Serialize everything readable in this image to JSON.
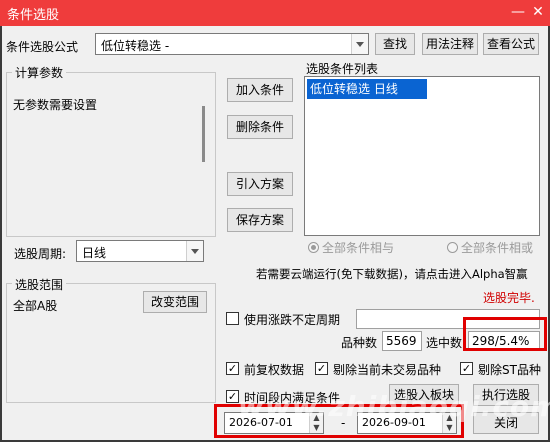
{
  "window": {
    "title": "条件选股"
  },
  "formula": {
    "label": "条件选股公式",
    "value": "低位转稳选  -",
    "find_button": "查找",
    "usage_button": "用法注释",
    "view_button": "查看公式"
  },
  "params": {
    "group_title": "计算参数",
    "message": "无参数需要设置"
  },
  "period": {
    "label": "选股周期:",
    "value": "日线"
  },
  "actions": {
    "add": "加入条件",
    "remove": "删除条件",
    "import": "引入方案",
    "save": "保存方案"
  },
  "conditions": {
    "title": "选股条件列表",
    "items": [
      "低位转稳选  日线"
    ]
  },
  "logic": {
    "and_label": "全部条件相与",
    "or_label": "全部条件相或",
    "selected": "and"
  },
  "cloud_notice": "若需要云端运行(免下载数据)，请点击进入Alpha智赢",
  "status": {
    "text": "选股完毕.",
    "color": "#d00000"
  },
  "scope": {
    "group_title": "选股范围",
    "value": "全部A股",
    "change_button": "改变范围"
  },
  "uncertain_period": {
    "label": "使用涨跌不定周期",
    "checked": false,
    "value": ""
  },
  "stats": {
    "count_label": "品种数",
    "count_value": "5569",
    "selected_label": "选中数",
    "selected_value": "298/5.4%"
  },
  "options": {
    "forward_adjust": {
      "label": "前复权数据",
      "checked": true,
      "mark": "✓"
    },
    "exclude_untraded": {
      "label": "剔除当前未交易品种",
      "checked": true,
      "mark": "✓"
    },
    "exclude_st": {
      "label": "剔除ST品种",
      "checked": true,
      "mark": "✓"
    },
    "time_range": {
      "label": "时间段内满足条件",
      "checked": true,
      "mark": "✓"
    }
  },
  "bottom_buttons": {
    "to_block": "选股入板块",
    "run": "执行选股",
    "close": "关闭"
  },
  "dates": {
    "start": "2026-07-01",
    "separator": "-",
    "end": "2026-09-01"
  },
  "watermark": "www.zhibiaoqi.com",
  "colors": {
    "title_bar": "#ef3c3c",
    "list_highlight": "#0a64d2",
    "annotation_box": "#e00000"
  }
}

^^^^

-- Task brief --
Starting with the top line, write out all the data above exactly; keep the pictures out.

-- Response to the exercise --
Serialize everything readable in this image to JSON.
{
  "window": {
    "title": "条件选股"
  },
  "formula": {
    "label": "条件选股公式",
    "value": "低位转稳选  -",
    "find_button": "查找",
    "usage_button": "用法注释",
    "view_button": "查看公式"
  },
  "params": {
    "group_title": "计算参数",
    "message": "无参数需要设置"
  },
  "period": {
    "label": "选股周期:",
    "value": "日线"
  },
  "actions": {
    "add": "加入条件",
    "remove": "删除条件",
    "import": "引入方案",
    "save": "保存方案"
  },
  "conditions": {
    "title": "选股条件列表",
    "items": [
      "低位转稳选  日线"
    ]
  },
  "logic": {
    "and_label": "全部条件相与",
    "or_label": "全部条件相或",
    "selected": "and"
  },
  "cloud_notice": "若需要云端运行(免下载数据)，请点击进入Alpha智赢",
  "status": {
    "text": "选股完毕.",
    "color": "#d00000"
  },
  "scope": {
    "group_title": "选股范围",
    "value": "全部A股",
    "change_button": "改变范围"
  },
  "uncertain_period": {
    "label": "使用涨跌不定周期",
    "checked": false,
    "value": ""
  },
  "stats": {
    "count_label": "品种数",
    "count_value": "5569",
    "selected_label": "选中数",
    "selected_value": "298/5.4%"
  },
  "options": {
    "forward_adjust": {
      "label": "前复权数据",
      "checked": true,
      "mark": "✓"
    },
    "exclude_untraded": {
      "label": "剔除当前未交易品种",
      "checked": true,
      "mark": "✓"
    },
    "exclude_st": {
      "label": "剔除ST品种",
      "checked": true,
      "mark": "✓"
    },
    "time_range": {
      "label": "时间段内满足条件",
      "checked": true,
      "mark": "✓"
    }
  },
  "bottom_buttons": {
    "to_block": "选股入板块",
    "run": "执行选股",
    "close": "关闭"
  },
  "dates": {
    "start": "2026-07-01",
    "separator": "-",
    "end": "2026-09-01"
  },
  "watermark": "www.zhibiaoqi.com",
  "colors": {
    "title_bar": "#ef3c3c",
    "list_highlight": "#0a64d2",
    "annotation_box": "#e00000"
  }
}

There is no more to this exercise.